In Psychology of Religion in Turkey, senior and emerging Turkish scholars present critical conceptual analyses and empirical studies devoted to the Psychology of Religion in Turkey. Parts 1 and 2 consist of articles placing the psychology of religion in historical context of an ancient culture undergoing modernization and secularization and articles devoted to the uniqueness of Islam among the great faith traditions. Part 3 is devoted to empirical studies of religion and positive outcomes related to health and virtues while part 4 is devoted to empirical studies on social outcomes of religious commitment in Turkey. Finally, part 5 is devoted to the issues of religiousness and spirituality, including two studies focused upon Turkish Sufism.
Here’s an interesting cross-disciplinary collection that assembles a reasonably broad range of contributors–Religion, Intolerance, and Conflict: A Scientific and Conceptual Investigation (OUP 2013), edited by Steve Clarke (Oxford), Russell Powell (BU), and Julian Savulescu (Oxford). The publisher’s description follows.
The relationship between religion, intolerance and conflict has been the subject of intense discussion, particularly in the wake of the events of 9-11 and the ongoing threat of terrorism. This book contains original papers written by some of the world’s leading scholars in anthropology, psychology, philosophy, and theology exploring the scientific and conceptual dimensions of religion and human conflict.

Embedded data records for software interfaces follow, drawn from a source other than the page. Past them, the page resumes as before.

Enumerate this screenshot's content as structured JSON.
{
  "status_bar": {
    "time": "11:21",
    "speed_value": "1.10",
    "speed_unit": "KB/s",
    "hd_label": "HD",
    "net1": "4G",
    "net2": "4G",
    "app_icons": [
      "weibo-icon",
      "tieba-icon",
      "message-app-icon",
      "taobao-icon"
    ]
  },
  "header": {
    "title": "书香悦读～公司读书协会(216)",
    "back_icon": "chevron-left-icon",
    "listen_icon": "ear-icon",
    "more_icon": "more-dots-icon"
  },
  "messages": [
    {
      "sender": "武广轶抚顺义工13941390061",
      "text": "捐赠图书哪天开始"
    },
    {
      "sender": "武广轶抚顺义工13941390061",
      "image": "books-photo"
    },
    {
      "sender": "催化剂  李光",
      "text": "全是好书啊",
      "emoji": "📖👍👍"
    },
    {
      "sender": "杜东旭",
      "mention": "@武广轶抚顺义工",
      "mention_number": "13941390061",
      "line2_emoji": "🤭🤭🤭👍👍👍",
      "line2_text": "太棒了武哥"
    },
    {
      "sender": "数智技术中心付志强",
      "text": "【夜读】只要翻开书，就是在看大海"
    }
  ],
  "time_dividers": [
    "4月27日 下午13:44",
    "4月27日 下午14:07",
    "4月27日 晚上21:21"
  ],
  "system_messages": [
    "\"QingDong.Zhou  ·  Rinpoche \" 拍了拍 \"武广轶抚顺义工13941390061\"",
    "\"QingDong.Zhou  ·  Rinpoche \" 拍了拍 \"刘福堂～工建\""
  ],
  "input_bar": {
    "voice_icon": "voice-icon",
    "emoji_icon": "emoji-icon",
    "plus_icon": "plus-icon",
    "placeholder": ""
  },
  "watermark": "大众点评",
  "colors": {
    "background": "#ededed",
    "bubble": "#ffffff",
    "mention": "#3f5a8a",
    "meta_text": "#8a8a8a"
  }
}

Authors investigate the following themes: the role of religion in promoting social cohesion and the conditions under which it will tend to do so; the role of religion in enabling and exacerbating conflict between different social groups and the conditions under which it will tend to do so; and the policy responses that we may be able to develop to ameliorate violent conflict and the limits to compromise between different religions. The book also contains two commentaries that distill, synthesize and critically evaluate key aspects of the individual chapters and central themes that run throughout the volume.
The volume will be of great interest to all readers interested in the phenomenon of religious conflict and to academics across a variety of disciplines, including religious studies, philosophy, psychology, theology, cognitive science, anthropology, politics, international relations, and evolutionary biology.
Have a look at our friend Mike Moreland’s post on Philip Rieff’s The Triumph of the Therapeutic. His description of Rieff’s work as “extraordinary (if highly peculiar)” rang true for me. I rely on a later work of Rieff’s, Charisma, in this essay.